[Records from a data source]
◆ ◆ ◆

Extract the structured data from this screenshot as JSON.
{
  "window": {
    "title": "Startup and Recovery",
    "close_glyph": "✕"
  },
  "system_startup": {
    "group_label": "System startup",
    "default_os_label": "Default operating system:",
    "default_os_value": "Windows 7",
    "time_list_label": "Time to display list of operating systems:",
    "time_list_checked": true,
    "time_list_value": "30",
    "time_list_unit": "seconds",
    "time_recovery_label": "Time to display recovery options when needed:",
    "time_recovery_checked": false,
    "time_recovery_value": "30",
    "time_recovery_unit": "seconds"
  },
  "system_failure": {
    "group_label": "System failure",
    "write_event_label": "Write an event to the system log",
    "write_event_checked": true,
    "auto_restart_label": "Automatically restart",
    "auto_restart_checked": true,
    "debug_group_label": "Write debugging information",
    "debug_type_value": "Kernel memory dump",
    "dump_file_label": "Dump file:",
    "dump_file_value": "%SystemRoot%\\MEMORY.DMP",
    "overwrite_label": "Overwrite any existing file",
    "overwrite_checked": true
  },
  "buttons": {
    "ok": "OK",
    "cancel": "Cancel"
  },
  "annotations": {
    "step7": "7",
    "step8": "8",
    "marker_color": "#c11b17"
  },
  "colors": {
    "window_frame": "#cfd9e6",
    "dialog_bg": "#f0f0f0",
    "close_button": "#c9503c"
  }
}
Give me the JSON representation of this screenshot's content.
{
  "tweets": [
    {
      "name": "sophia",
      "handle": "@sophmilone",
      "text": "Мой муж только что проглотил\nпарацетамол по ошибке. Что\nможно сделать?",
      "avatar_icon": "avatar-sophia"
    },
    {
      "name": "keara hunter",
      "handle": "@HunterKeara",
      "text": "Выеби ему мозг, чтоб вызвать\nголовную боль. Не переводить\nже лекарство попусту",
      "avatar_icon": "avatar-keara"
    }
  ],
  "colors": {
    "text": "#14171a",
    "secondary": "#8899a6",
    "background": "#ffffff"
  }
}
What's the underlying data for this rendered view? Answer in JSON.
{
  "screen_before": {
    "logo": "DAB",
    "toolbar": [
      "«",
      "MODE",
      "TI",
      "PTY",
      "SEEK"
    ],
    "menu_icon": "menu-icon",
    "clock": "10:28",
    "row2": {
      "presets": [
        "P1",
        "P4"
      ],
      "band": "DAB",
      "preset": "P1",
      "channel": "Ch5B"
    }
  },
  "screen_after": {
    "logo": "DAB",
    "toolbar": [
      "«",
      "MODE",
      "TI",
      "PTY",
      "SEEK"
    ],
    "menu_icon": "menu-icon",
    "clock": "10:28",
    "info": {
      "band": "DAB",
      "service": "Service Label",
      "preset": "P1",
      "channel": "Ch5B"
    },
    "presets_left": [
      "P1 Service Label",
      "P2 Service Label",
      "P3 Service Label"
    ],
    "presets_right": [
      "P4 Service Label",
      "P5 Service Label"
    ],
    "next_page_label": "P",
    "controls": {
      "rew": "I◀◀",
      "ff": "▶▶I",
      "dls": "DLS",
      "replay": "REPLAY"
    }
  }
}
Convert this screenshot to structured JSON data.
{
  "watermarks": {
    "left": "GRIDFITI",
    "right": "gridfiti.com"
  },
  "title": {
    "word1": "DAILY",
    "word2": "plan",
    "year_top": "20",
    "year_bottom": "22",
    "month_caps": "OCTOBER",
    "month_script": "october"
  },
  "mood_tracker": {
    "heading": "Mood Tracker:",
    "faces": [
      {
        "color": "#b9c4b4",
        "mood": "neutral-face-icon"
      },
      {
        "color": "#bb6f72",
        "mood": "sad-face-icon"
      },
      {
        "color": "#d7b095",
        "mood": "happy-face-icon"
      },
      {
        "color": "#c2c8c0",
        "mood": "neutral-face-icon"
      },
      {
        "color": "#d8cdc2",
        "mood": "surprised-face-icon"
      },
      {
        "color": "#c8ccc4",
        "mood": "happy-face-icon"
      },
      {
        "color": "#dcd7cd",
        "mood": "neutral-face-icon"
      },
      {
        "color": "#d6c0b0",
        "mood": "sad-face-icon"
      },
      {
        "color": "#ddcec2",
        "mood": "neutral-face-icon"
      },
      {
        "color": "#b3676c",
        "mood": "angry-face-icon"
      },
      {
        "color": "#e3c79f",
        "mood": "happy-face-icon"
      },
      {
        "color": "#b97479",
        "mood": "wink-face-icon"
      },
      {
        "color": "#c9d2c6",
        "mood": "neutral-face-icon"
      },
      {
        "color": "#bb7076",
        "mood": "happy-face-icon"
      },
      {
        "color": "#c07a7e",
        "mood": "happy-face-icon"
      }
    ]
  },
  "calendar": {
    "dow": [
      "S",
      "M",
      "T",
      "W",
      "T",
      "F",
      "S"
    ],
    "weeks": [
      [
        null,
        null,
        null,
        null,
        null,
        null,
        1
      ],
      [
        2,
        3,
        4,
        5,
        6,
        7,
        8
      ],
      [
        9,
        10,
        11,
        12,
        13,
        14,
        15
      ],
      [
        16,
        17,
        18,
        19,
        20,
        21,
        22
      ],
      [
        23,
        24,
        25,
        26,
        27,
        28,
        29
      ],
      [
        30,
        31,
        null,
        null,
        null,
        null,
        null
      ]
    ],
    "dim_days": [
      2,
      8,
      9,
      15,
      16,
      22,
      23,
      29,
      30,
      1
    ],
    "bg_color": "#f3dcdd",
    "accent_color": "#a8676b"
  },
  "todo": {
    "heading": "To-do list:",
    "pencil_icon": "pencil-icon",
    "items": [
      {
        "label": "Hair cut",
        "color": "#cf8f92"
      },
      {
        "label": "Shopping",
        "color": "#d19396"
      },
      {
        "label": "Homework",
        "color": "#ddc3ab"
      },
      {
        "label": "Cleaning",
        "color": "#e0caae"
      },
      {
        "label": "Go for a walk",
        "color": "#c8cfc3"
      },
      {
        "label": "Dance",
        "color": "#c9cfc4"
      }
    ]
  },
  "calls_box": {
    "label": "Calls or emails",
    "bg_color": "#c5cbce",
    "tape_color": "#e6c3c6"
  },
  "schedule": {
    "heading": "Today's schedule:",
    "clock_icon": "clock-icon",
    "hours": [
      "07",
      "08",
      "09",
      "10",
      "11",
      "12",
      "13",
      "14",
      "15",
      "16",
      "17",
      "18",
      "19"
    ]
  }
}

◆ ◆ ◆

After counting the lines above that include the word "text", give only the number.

3